On a local level, Glenn has also played an active role with the Huntingdon-Bedford-Fulton Area Agency for multiple years as a member of the senior's Advisory Council under the direction of Executive Director Alan Smith, who was on hand to say several complimentary words about Glenn's service. In accepting his award, Glenn stated his efforts have always been about helping the kids.
Glenn and April Hiller, owners and current operators of Dott Store, took center stage as recipients of the Excellence In Small Business Award. Honored by Neil, the couple took over the village store in June 2002. Neil stated the store, with a general store atmosphere, provides a perfect location for people to sit and talk and catch up on local, state and national news.
Hosting both open mic nights and several presidential debates, life has been breathed back into the store. "Most days it's a lot more work than you would expect," said Glenn Hiller, who noted buying the store was the right move to make his family stronger and better.
"We're on the right path," Hiller stated. "Hopefully, if we don't make too many mistakes we'll be there next year too."
Jamie Brambley, executive director of the Fulton County Library, accepted a special service award plaque on behalf of the countless number of volunteers that work together to ensure the success of both the McConnellsburg and Hustontown branches.

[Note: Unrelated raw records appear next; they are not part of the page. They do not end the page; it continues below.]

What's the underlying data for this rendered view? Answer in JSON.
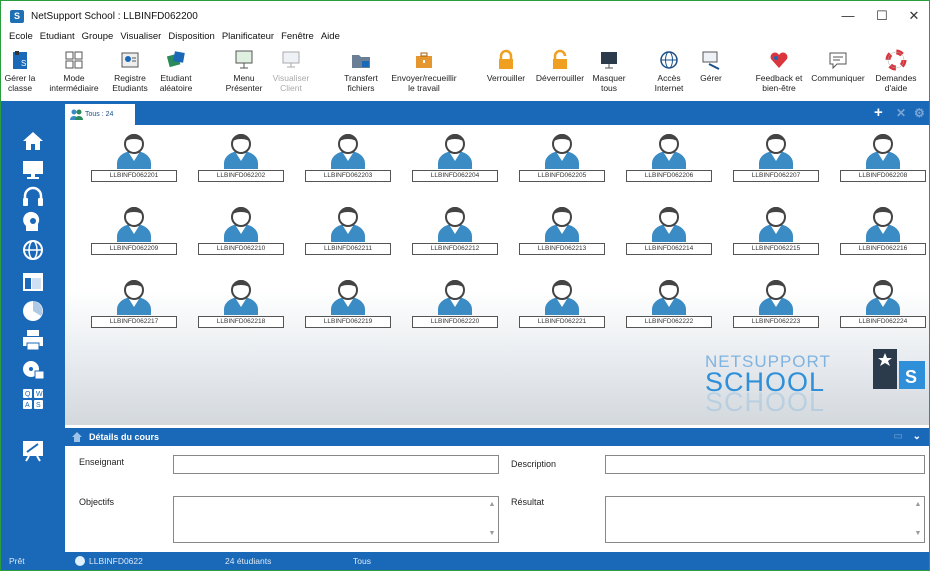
{
  "window": {
    "title": "NetSupport School : LLBINFD062200",
    "app_icon_letter": "S",
    "minimize": "—",
    "maximize": "☐",
    "close": "✕"
  },
  "menu": [
    "Ecole",
    "Etudiant",
    "Groupe",
    "Visualiser",
    "Disposition",
    "Planificateur",
    "Fenêtre",
    "Aide"
  ],
  "ribbon": [
    {
      "l1": "Gérer la",
      "l2": "classe"
    },
    {
      "l1": "Mode",
      "l2": "intermédiaire"
    },
    {
      "l1": "Registre",
      "l2": "Etudiants"
    },
    {
      "l1": "Etudiant",
      "l2": "aléatoire"
    },
    {
      "l1": "Menu",
      "l2": "Présenter"
    },
    {
      "l1": "Visualiser",
      "l2": "Client"
    },
    {
      "l1": "Transfert",
      "l2": "fichiers"
    },
    {
      "l1": "Envoyer/recueillir",
      "l2": "le travail"
    },
    {
      "l1": "Verrouiller",
      "l2": ""
    },
    {
      "l1": "Déverrouiller",
      "l2": ""
    },
    {
      "l1": "Masquer",
      "l2": "tous"
    },
    {
      "l1": "Accès",
      "l2": "Internet"
    },
    {
      "l1": "Gérer",
      "l2": ""
    },
    {
      "l1": "Feedback et",
      "l2": "bien-être"
    },
    {
      "l1": "Communiquer",
      "l2": ""
    },
    {
      "l1": "Demandes",
      "l2": "d'aide"
    }
  ],
  "tab": {
    "label": "Tous : 24",
    "add": "+",
    "close": "✕",
    "settings": "⚙"
  },
  "stations": [
    "LLBINFD062201",
    "LLBINFD062202",
    "LLBINFD062203",
    "LLBINFD062204",
    "LLBINFD062205",
    "LLBINFD062206",
    "LLBINFD062207",
    "LLBINFD062208",
    "LLBINFD062209",
    "LLBINFD062210",
    "LLBINFD062211",
    "LLBINFD062212",
    "LLBINFD062213",
    "LLBINFD062214",
    "LLBINFD062215",
    "LLBINFD062216",
    "LLBINFD062217",
    "LLBINFD062218",
    "LLBINFD062219",
    "LLBINFD062220",
    "LLBINFD062221",
    "LLBINFD062222",
    "LLBINFD062223",
    "LLBINFD062224"
  ],
  "logo": {
    "line1": "NETSUPPORT",
    "line2": "SCHOOL",
    "badge": "S"
  },
  "details": {
    "title": "Détails du cours",
    "teacher_label": "Enseignant",
    "teacher_value": "",
    "description_label": "Description",
    "description_value": "",
    "objectives_label": "Objectifs",
    "objectives_value": "",
    "result_label": "Résultat",
    "result_value": ""
  },
  "status": {
    "ready": "Prêt",
    "machine": "LLBINFD0622",
    "students": "24 étudiants",
    "group": "Tous"
  },
  "colors": {
    "accent": "#1a68b8",
    "avatar": "#3b8bc4",
    "frame": "#2a9d3c"
  }
}
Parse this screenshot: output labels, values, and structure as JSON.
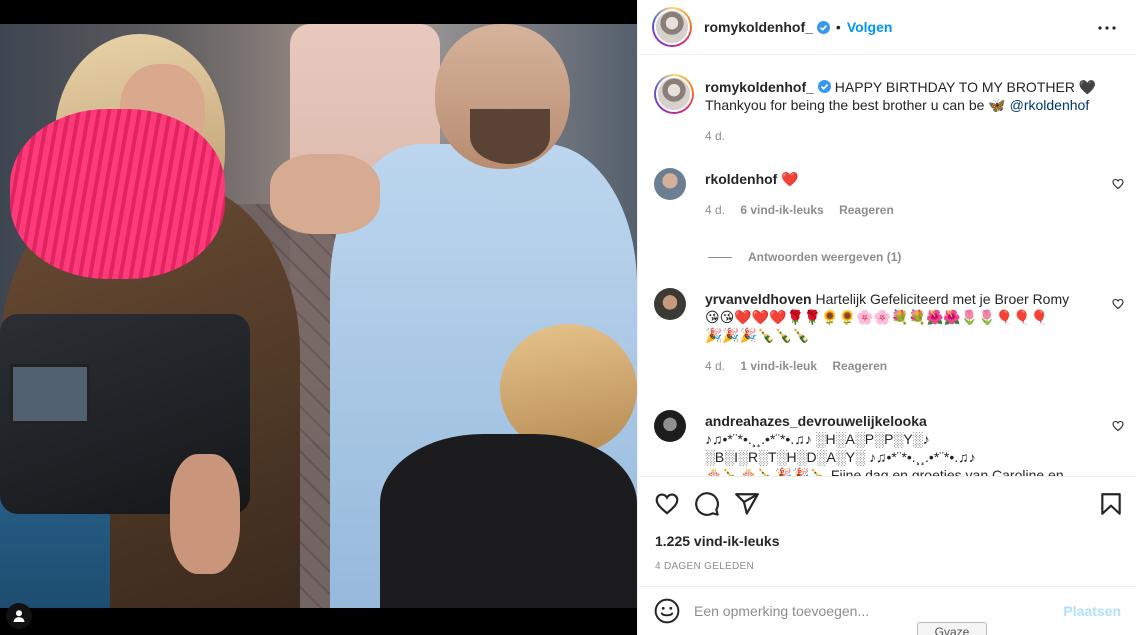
{
  "post": {
    "author": "romykoldenhof_",
    "follow_label": "Volgen",
    "dot": "•",
    "caption_text": "HAPPY BIRTHDAY TO MY BROTHER 🖤",
    "caption_line2": "Thankyou for being the best brother u can be 🦋",
    "caption_mention": "@rkoldenhof",
    "caption_time": "4 d."
  },
  "comments": [
    {
      "username": "rkoldenhof",
      "text": "❤️",
      "time": "4 d.",
      "likes": "6 vind-ik-leuks",
      "reply": "Reageren"
    },
    {
      "username": "yrvanveldhoven",
      "text": "Hartelijk Gefeliciteerd met je Broer Romy",
      "text2": "😘😘❤️❤️❤️🌹🌹🌻🌻🌸🌸💐💐🌺🌺🌷🌷🎈🎈🎈",
      "text3": "🎉🎉🎉🍾🍾🍾",
      "time": "4 d.",
      "likes": "1 vind-ik-leuk",
      "reply": "Reageren"
    },
    {
      "username": "andreahazes_devrouwelijkelooka",
      "text": "♪♫•*¨*•.¸¸.•*¨*•.♫♪ ░H░A░P░P░Y░♪",
      "text2": "░B░I░R░T░H░D░A░Y░ ♪♫•*¨*•.¸¸.•*¨*•.♫♪",
      "text3": "🎂🍾🎂🍾🎉🎉🍾 Fijne dag en groetjes van Caroline en"
    }
  ],
  "replies_label": "Antwoorden weergeven (1)",
  "likes_count": "1.225 vind-ik-leuks",
  "posted_ago": "4 DAGEN GELEDEN",
  "comment_input": {
    "placeholder": "Een opmerking toevoegen...",
    "post_label": "Plaatsen"
  },
  "tooltip": "Gvaze",
  "icons": {
    "tag": "user-tag-icon",
    "more": "more-options-icon",
    "verified": "verified-badge-icon",
    "like": "heart-icon",
    "comment": "comment-icon",
    "share": "share-icon",
    "save": "bookmark-icon",
    "emoji": "emoji-icon"
  },
  "colors": {
    "accent": "#0095f6",
    "post_disabled": "#b2dffc",
    "muted": "#8e8e8e",
    "mention": "#00376b"
  }
}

Volunteers receiving certificates of appreciation included Carolyn Benson, Betty Gail Faunce, Martin Hann, Sherry Lynn, Kay McBeath, Audrey and Ron Mitchell, Linda Portanova, Charles "Skip" Ramsey, Elder Taylor Reed, Joyce Souders, Judy Tison, Elder Curtis Udal, Jean Kies and Esther Stubbs.
Loy Garber, vice president of the library's board of directors, shared with the crowd the history of the library, which is rich with volunteerism. Garber noted the library has survived and thrived over the decades as a result of the commitment of area volunteers, who logged more than 1,500 hours in 2008. As another testament to their dedication, Garber said that more than 32,000 individuals visited the library last year and there are just under 8,000 active cardholders in existence.